Following a sweep of the Marlins at home, the Dodgers went down to play the Marlins in Miami. Despite the tough-fought affair that was only resolved in extra innings, the Dodgers took their fourth straight from the Marlins in a 10-6 win.
The final didn’t reflect the game, as the Dodgers had to comeback twice late before finally getting things into gear in extras. They’ve now won six of their last seven.
The Marlins did a bullpen game and quite frankly I don’t care to name all of them. Regardless, they shut down the Dodgers for quite a long time.
That’s not to say there weren’t chances, as they loaded the bases with two outs in the 1st and had runners at the corners with one out in the 4th. However, they only finally broke through in the 6th after a Will Smith double, a Justin Turner single that cornered the runners, and then a Chris Taylor sacrifice fly that made it 1-0.
Of course, it was 1-0 because Tyler Anderson on the other side was rolling despite not having his best command. He faced a couple runners in scoring position after a single and wild pitch with one out, but then retired the next 13 batters in a row before issuing just a walk in the 5th.
Unfortunately, he ran into serious trouble in the 6th after a single and an error on a double-play ball put two on with one out. Anderson then issued a walk to load the bases, and Joey Wendle doubled down the line in right for a 2-1 lead.
Still, he pitched well and deserved better: 5.1 IP, 3 H, 2 R (1 ER), 2 BB, 4 K, 84 Pitches.
Evan Phillips took over for him and got the final two out in the 6th to avoid disaster.

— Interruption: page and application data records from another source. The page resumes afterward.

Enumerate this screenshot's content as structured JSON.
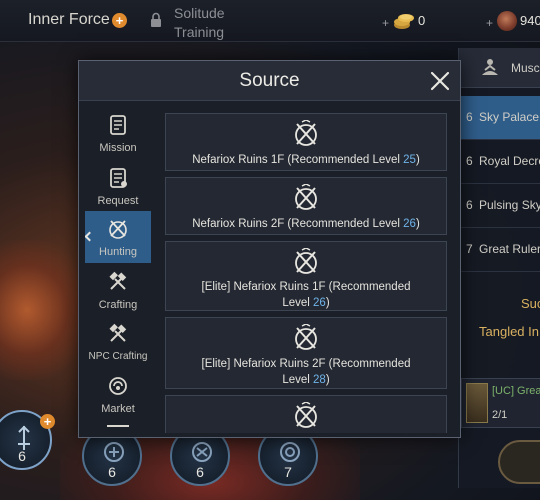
{
  "topbar": {
    "inner_force": "Inner Force",
    "plus": "+",
    "solitude_line1": "Solitude",
    "solitude_line2": "Training",
    "resource1_value": "0",
    "resource2_value": "940"
  },
  "right_panel": {
    "header_label": "Musc",
    "items": [
      {
        "num": "6",
        "text": "Sky Palace"
      },
      {
        "num": "6",
        "text": "Royal Decre"
      },
      {
        "num": "6",
        "text": "Pulsing Sky"
      },
      {
        "num": "7",
        "text": "Great Ruler"
      }
    ],
    "suc": "Suc",
    "tangled": "Tangled In",
    "card_label": "[UC] Great",
    "card_count": "2/1"
  },
  "skills": [
    {
      "level": "6"
    },
    {
      "level": "6"
    },
    {
      "level": "6"
    },
    {
      "level": "7"
    }
  ],
  "dialog": {
    "title": "Source",
    "tabs": [
      {
        "label": "Mission",
        "icon": "scroll-icon"
      },
      {
        "label": "Request",
        "icon": "scroll-icon"
      },
      {
        "label": "Hunting",
        "icon": "crossed-swords-icon"
      },
      {
        "label": "Crafting",
        "icon": "crossed-hammers-icon"
      },
      {
        "label": "NPC Crafting",
        "icon": "crossed-hammers-icon"
      },
      {
        "label": "Market",
        "icon": "market-icon"
      }
    ],
    "entries": [
      {
        "line1": "Nefariox Ruins 1F (Recommended Level ",
        "level": "25",
        "suffix": ")"
      },
      {
        "line1": "Nefariox Ruins 2F (Recommended Level ",
        "level": "26",
        "suffix": ")"
      },
      {
        "line1": "[Elite] Nefariox Ruins 1F (Recommended",
        "line2": "Level ",
        "level": "26",
        "suffix": ")"
      },
      {
        "line1": "[Elite] Nefariox Ruins 2F (Recommended",
        "line2": "Level ",
        "level": "28",
        "suffix": ")"
      }
    ]
  }
}
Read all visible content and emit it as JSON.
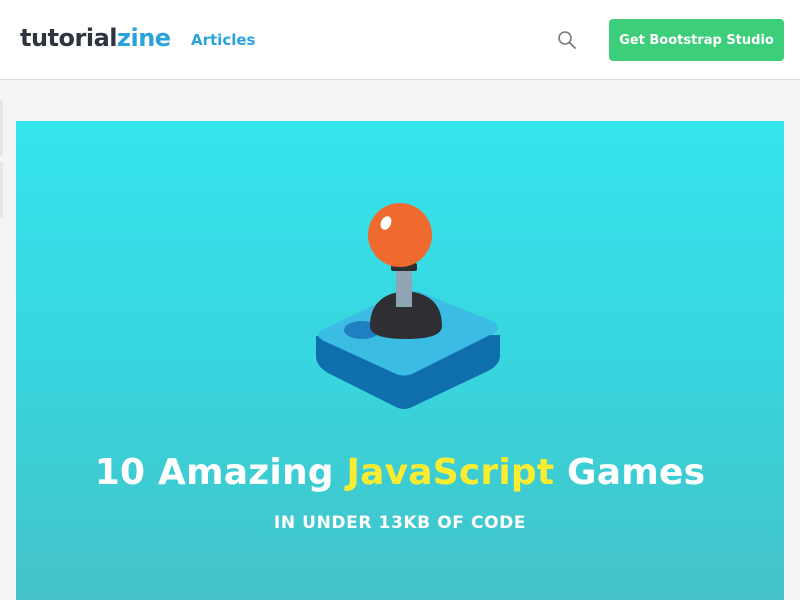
{
  "header": {
    "logo_part1": "tutorial",
    "logo_part2": "zine",
    "nav": [
      {
        "label": "Articles"
      }
    ],
    "search_icon": "search-icon",
    "cta_label": "Get Bootstrap Studio"
  },
  "hero": {
    "title_part1": "10 Amazing ",
    "title_highlight": "JavaScript",
    "title_part2": " Games",
    "subtitle": "IN UNDER 13KB OF CODE",
    "image_icon": "joystick-icon"
  },
  "colors": {
    "brand_blue": "#2aa3dc",
    "cta_green": "#3cce7a",
    "hero_cyan": "#34e4ec",
    "title_highlight": "#f9ec31",
    "joystick_ball": "#ee6a2e",
    "joystick_base": "#1f7fc0"
  }
}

Meanwhile, the Dodger bats helped get Anderson out of responsibility as Trayce Thompson led off the 7th with a single and Mookie Betts followed with his 28th homer of the year, a two-run shot for a 3-2 lead.
Phil Bickford then entered in a high-leverage situation and continued to have his struggle of a year. He gave up a single and a walk to start the bottom of the 7th, got a gift out on a foul bunt, and then issued another walk to load the bases. A single from Miguel Rojas then tied the game at 3-3, and Bickford mercifully got a strikeout before he exited the game.
Alex Vesia then entered and got ahead 0-2 on Wendle, who then grounded a ball like 10 feet in front of the plate. However, Vesia and Will couldn’t decide who would make the play and that cost an infield single for a 4-3 deficit before a strikeout ended the threat.
Craig Kimbrel got the 8th and was very close to an immaculate inning, but instead gave up a deep fly that would’ve been a homer at Dodger Stadium. Lucky for him, Cody Bellinger was there. I think that’s like four balls now that should be homers he’s given up, that’ll help the ol’ FIP.
Things looked rather bleak at that point in terms of the Dodger bats tying things up, but with one down in the 9th, who else but Mookie stepped up and drilled a game-tying homer. His 29th of the year made it 4-4.
After a two-out rally behind a Freddie single and back-to-back walks to Will and Max Muncy to load the bases, JT then singled later in the 9th to give the Dodgers a 5-4 lead.
It looked like that might be the final, but David Price led off the 9th by surrendering a homer to the 9-hitter Peyton Burdick on a 1-2 count to tie the game yet again. He then was victimized by a pair of errors to put two on, but worked out of it to keep things tied.
Keeping the game in play paid off immediately, as the Dodgers put up five runs in extras to get the rout on. A Bellinger dribbler stayed fair on the line for a single to corner the runners and Mookie followed by smashing a double for the lead. Trea followed with a single to plate another, and Freddie did the same with a double to make it a three-run cushion. Muncy then seemed to kill the game off with a double down the line to make it 10-5.
Brusdar Graterol then got the 10th and finished things off, giving up just a double to plate the ghost runner but otherwise getting the frame without drama.
87-37 and 42-21 away.
|Padres||NL West||20* Up|
*Game in progress.